So, does this cinematic atrocity really deserve a review? No, not really. But that’s what we’re here for, here at Forestpunk. We wade through the junk stores as much as museums, if not more, looking for gems and buried treasure, then come back and report what we find.
Witchcraft may be among the worst movies i’ve ever seen but that doesn’t mean its without its charms. They’re just few and far too far between. There are some gems of hideous ’80s aesthetics, from Grace’s friend Linda’s penchant for leather dresses (stylishly paired with some Big Bird orange tights), to more cheap satin nighties than you could shake a ritual dagger at. Pair this with Elizabeth’s house, where nearly the entirety of the action takes place, which is a strange amalgam of 80s yuppie pad and crumbling New England farmhouse, and Witchcraft is worth a look for those who watch horror movies for the aesthetics. If so, you might watch Witchcraft on 10x speed, as i did when i went back through looking for screenshots. It almost doesn’t seem overlong or boring at that pace.
You’d also miss out on the soundtrack, however, and it’s the only way you could. Apparently Randy Miller never got the memo on using silence to ramp up tension in horror movies. Instead, he seems enamored of his early digital synth, really putting it through its paces as he summons synthetic French horns, tympani, flutes. It’s hard to believe he would go on to work with luminaries like Sir Anthony Hopkins. He must’ve learned a thing or two when working on such cinematic materpieces as Police Academy 6: City Under Siege.
There’s a similar lack of subtlety in Witchcraft‘s editing, which comes across as a High School A/V student. You’ve never seen so many wipes, this side of a BBQ convention. There are also a few psychotropic VHS FX sequences, like the flashbacks in the mirror or the priest hallucinating flames around little baby William. These are probably Witchcraft‘s only saving grace.

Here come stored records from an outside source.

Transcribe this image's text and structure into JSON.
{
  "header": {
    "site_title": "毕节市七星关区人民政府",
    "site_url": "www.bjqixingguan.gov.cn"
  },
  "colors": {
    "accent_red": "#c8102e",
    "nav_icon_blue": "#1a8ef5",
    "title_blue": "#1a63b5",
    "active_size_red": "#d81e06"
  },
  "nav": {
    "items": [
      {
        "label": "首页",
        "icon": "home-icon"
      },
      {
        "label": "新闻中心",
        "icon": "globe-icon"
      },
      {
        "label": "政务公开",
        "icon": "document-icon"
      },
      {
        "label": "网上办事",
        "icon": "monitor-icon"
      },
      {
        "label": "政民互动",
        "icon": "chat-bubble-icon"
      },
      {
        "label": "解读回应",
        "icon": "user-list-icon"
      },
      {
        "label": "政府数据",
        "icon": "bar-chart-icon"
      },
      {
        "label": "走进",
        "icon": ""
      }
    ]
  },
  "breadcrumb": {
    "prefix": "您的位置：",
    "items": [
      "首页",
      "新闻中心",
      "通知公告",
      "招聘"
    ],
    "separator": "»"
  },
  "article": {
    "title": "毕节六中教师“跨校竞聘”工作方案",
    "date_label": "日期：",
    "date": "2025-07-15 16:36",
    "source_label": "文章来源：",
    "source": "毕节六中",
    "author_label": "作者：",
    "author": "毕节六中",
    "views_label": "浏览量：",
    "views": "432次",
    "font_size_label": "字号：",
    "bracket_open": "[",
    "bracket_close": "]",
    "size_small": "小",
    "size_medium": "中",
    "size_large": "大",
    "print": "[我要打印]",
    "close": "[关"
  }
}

It’s terrifying to think there are currently 15 Witchcraft sequels. The series would increasingly degenerate into softcore territory and genre parody. It’s a testament to the original, then, with its lack of sex and nudity. It seems to suggest they were at least trying to make a real movie.
I give Witchcraft one-and-a-half skulls – one for furnishing an entire movie from the local thrift store and another half for some junky aesthetics that could be useful for some trashy mixtapes.
You can watch all of Witchcraft on YouTube. It’s up to you if you want to do so.
Welcome to 31 Days Of Horror! Each day this month, i’ll be reviewing and recommending horror movies, in addition to other media, art, and culture relating to the Horror genre. Make sure to check back as this site’s about to run red with more delicious horror madness than you could shake a stake at.
We’ve got a pretty stacked queue already, but am always open to suggestions, recommendations, and just knowing what y’all would like to see on this site. And what are y’all watching, reading, and listening to, this Season of the Witch?
Also, follow me on Instagram, Twitter, Pinterest, and Letterboxd, for even more horror aesthetics and inspiration. Every day is Halloween here in the Forestpunk turret, so we’re looking forward to unleashing our plague of madness and wonders on the world. Happy October!